One of the most common misconceptions about coupons is that the item that you buy must match the picture that appears on the face of the coupon. It's true that you can use the coupon to purchase the item that's pictured. However, you want to pay close attention to the text on a coupon, too. After all, the text contains the precise information that the coupon's bar code is programmed to deliver at the checkout counter. Which brings us to this week's tip.
Super-Couponing Secret: Forget the Photos, Read the Fine Print
It's a very common marketing technique for a manufacturer to show a new or more expensive variety of a product on the face of a coupon in the hope that you will buy this new or more expensive variety. If you read the coupon, though, you'll discover that the offer is good for "$1 off any [brand] product." Consider a coupon for a new variety of cold medicine put out by a leading manufacturer. The coupon may show the new, multi-symptom medicine in the picture, hoping that you will want to try it, but the text states clearly that you can use the coupon on any medicine from this manufacturer.

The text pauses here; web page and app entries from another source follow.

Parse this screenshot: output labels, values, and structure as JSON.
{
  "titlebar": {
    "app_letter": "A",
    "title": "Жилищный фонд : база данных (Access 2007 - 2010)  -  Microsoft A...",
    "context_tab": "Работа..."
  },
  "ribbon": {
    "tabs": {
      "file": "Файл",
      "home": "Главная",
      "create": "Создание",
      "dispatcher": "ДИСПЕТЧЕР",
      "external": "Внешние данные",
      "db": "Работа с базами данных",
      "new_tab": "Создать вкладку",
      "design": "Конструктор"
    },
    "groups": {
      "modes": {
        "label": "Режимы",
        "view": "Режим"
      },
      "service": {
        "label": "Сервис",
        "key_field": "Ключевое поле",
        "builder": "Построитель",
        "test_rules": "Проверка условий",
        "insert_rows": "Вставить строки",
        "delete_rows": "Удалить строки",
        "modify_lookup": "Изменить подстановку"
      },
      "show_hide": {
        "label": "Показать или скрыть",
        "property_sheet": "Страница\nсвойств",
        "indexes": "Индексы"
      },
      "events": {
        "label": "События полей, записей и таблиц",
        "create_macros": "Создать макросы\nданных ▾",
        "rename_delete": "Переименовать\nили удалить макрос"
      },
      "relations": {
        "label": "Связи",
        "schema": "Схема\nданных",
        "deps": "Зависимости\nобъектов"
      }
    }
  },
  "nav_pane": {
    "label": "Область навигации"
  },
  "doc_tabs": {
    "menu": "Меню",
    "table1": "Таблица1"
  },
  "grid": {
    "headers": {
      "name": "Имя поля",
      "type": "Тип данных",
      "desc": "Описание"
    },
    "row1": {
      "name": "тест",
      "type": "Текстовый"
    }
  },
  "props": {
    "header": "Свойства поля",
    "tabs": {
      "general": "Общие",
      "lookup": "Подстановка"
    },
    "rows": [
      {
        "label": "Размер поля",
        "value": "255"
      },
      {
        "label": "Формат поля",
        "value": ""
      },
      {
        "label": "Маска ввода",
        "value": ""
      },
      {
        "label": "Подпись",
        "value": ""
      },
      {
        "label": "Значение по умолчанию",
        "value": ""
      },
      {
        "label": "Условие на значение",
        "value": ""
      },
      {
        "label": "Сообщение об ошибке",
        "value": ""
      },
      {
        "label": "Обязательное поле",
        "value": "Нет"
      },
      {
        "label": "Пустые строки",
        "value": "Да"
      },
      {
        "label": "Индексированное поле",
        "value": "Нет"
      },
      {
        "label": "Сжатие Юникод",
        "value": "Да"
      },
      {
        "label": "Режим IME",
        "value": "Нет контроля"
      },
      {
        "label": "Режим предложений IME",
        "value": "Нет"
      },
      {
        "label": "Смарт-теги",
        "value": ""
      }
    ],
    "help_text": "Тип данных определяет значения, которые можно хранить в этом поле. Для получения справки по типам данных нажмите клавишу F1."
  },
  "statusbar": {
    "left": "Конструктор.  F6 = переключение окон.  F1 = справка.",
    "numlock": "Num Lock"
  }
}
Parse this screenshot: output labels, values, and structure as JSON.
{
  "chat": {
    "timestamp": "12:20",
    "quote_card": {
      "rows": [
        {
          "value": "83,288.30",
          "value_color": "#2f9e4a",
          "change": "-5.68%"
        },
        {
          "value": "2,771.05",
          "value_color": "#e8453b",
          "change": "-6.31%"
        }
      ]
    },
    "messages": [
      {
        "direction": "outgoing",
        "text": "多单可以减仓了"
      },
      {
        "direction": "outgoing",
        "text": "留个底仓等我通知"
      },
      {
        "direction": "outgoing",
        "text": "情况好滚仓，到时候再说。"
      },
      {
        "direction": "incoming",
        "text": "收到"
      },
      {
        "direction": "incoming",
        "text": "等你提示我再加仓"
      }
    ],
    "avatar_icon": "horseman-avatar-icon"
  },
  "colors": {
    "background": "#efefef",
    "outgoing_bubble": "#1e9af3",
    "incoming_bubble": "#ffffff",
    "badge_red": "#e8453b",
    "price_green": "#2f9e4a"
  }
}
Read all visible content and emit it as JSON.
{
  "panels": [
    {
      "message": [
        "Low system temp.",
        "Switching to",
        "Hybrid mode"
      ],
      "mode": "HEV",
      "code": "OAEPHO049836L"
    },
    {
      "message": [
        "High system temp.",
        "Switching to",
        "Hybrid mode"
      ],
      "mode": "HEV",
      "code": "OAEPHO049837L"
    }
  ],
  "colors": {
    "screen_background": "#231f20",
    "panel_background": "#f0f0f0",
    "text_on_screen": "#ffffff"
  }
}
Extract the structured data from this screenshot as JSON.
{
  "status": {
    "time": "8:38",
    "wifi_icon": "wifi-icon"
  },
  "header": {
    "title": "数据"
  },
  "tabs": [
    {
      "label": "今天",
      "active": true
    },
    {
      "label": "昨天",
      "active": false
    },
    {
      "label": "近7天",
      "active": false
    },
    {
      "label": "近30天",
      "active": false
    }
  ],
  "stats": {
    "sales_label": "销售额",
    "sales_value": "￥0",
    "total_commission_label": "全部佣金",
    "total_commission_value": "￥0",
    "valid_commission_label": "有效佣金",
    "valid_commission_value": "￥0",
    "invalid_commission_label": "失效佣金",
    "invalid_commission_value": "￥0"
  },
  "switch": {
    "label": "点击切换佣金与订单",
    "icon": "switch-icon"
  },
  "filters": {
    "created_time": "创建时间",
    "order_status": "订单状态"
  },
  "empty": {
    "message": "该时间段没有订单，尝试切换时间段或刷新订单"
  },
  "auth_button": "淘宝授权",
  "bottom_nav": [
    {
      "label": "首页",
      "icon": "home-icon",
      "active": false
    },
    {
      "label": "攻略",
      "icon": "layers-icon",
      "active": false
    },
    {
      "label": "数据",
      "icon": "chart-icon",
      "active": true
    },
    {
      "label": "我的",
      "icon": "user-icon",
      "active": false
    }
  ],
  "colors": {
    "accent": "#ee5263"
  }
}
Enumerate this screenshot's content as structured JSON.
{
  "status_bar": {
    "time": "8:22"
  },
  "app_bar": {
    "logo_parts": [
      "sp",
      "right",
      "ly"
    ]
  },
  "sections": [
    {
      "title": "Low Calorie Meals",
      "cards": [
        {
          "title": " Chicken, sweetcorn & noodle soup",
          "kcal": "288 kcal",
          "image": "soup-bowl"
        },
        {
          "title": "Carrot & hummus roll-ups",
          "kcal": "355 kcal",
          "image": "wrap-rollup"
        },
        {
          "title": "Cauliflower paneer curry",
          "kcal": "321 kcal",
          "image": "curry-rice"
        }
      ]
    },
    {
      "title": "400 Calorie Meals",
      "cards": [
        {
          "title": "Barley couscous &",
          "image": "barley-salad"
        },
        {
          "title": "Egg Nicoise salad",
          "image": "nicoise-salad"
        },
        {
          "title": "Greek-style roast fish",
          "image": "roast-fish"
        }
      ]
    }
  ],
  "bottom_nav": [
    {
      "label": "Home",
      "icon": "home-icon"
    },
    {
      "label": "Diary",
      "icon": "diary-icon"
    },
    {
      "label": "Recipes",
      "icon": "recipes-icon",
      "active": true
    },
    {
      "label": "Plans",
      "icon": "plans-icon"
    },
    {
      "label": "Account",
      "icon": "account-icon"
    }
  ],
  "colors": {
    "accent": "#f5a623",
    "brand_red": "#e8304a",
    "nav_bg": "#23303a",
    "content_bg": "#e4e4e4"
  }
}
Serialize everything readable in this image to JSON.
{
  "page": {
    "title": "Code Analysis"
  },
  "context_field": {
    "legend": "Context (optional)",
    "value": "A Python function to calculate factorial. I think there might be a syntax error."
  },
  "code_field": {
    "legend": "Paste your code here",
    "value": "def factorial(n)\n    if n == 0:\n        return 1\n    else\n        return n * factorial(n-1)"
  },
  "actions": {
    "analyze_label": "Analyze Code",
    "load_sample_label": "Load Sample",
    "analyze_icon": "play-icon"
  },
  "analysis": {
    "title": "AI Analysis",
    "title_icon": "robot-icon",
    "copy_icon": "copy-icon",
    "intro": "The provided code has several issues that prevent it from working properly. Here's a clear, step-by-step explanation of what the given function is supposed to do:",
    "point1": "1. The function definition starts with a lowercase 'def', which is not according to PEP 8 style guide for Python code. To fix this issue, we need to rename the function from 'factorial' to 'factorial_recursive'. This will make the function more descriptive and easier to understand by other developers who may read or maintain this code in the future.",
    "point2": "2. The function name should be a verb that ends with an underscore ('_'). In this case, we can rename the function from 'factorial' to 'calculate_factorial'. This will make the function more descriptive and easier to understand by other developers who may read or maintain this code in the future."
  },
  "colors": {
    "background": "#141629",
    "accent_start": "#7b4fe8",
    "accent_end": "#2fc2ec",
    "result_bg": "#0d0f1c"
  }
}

Learning to distinguish between what the photo suggests and the full terms of the deal that the text actually spells out is a skill that can really help shoppers, giving us more freedom to buy the item we may prefer versus the variety shown in the photo. I recently had a coupon for a new variety of skin-care product. It showed a photo of the lotion, and the text read "$1 off [brand] lotion, body wash, or any [brand] product." That wording is key! When I didn't see a good sale for the company's lotions or body wash, I did see a bar of the same brand of soap - for 99 cents. With my coupon, it was free.